    One being that your utility fog example brings to mind the fact that defense mechanisms, whether technology-based or not, frequently don’t function as designed when attacked by a different threat. “Bullet proof” body armor (actually isn’t, for the most part) will protect the wearer in many circumstances from some firearms, but are completely useless for explosives attacks for instance (IED’s, hand grenades, ANFO …, the list is a long one). From this example, the utility fog defense would have to be capable of protecting you from a wide variety of energy-transfer attacks (and that’s what a gun actually is; a device that transfers the chemical energy released within the firing chamber to a distant object via the bullet) as well as other attack vectors (a chemical/biological agent in the atmosphere say). Maybe a better approach would be to develop a means to destroy utility fog nanobots instead – then go give your attacker a swift kick in his macro-nads while he tries to diagnose his nanobot software glitch! :) The point being that any “weapon”, offensive or defensive, is limited as to its possible application, but weapon weilders are much less so.

    My second point is that any technology imposes a certain degree of responsibility upon its users eventually – and firearms tech more than most. That being true, it seems a pity we don’t make a more general use of that circumstance and routinely train as many people as possible to use as much technology as safely and responsibly as possibe at the earliest age they are capable of learning the lesson. Such a policy probably wouldn’t reduce the number of nutjobs that turn up in society I suppose, but it would make the rest of us much more capable of limiting the damage they inflict either directly or in mitigation after the fact.

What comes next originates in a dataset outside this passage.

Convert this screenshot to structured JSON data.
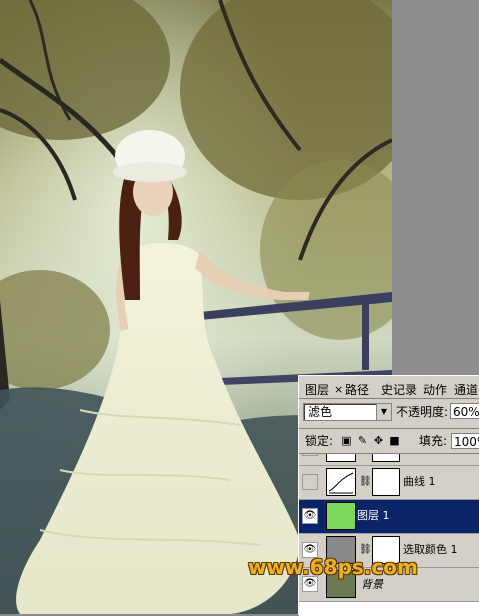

    The personal liberty to decide for one’s self comes at the direct cost of being the potential receipient of anothers decision. You can’t have the one without accepting the other, so it seems merely good sense to become as accomplished as possible at as much as possible. For me, firearms technology is simply another technical skill set to incorporate into the rest of the precision machined tools I also know something about. 3D printing is just another in a long list of tools we all need to develop familiarity with unless we are willing to cede the strategic advantage to everyone willing to put forth the effort to learn and make ourselves subservient to them instead of equal.